Copy every line of the entries that has the string "value" in it.

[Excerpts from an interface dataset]
####################

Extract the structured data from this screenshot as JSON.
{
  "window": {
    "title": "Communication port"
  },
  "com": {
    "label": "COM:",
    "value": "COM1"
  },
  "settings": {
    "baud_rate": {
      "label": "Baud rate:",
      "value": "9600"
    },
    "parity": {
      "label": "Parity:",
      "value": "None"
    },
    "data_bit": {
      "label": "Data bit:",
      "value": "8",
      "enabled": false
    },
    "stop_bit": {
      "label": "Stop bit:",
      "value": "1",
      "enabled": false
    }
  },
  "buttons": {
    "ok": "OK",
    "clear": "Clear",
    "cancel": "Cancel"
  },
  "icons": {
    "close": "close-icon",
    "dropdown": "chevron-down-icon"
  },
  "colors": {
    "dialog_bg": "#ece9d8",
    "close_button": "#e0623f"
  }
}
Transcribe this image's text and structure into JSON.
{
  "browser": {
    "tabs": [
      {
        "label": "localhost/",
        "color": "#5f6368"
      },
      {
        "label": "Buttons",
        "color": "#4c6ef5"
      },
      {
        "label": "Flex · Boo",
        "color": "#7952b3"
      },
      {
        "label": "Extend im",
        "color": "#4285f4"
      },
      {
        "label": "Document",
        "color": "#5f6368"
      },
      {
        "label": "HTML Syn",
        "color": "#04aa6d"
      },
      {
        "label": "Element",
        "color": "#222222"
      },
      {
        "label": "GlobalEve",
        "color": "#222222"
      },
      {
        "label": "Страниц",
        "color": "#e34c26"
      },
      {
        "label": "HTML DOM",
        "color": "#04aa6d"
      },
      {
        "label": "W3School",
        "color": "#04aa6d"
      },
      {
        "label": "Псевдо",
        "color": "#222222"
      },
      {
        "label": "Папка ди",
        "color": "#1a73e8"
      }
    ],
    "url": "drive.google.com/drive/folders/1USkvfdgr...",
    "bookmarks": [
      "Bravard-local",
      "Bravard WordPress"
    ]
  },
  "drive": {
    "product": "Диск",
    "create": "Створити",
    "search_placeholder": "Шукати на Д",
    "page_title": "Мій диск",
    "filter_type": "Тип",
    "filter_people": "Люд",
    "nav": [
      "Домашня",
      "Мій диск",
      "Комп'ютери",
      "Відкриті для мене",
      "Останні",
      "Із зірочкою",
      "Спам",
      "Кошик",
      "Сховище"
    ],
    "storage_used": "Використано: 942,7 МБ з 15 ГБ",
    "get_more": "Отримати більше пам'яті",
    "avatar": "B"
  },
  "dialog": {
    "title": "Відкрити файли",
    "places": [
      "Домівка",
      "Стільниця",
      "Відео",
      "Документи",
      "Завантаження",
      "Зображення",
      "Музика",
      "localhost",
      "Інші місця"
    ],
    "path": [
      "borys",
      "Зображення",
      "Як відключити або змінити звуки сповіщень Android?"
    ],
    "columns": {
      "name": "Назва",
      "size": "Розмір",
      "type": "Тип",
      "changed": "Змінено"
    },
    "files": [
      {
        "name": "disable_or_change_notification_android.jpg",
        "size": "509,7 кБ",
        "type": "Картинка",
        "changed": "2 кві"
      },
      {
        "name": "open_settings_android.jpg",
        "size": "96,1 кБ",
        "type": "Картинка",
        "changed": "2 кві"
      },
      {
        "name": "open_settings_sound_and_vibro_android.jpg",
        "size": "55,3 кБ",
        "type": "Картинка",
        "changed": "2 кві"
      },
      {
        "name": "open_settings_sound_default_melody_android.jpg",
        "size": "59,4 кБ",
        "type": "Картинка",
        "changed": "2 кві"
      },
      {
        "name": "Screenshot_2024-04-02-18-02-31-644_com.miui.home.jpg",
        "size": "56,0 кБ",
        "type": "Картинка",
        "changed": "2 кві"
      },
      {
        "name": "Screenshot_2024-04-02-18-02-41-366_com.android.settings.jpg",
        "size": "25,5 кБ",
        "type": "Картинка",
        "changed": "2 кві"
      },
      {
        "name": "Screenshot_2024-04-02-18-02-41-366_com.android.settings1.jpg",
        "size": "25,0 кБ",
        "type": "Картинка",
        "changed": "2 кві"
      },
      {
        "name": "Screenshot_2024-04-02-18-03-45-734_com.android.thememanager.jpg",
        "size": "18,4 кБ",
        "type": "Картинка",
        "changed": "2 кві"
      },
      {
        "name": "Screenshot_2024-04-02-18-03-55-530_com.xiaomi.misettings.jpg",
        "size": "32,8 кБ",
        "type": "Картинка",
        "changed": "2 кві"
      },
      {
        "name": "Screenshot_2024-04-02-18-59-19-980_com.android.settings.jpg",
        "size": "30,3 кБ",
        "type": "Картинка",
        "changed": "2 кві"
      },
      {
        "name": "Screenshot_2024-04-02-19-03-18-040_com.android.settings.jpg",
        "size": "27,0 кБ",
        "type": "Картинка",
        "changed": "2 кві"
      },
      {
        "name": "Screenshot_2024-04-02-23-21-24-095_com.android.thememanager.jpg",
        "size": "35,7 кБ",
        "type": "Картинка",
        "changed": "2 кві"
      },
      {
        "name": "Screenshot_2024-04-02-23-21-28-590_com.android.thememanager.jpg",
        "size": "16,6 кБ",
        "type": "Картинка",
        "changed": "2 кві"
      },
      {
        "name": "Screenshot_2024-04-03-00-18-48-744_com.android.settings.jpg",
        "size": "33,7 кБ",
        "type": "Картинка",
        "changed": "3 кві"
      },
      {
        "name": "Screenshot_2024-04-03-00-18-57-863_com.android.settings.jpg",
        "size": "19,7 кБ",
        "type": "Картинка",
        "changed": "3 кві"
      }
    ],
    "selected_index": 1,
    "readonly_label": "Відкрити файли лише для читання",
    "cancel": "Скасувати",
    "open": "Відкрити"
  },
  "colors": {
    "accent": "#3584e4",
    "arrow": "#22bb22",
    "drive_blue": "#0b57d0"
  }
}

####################

Solution for this task:
    "value": "COM1"
      "value": "9600"
      "value": "None"
      "value": "8",
      "value": "1",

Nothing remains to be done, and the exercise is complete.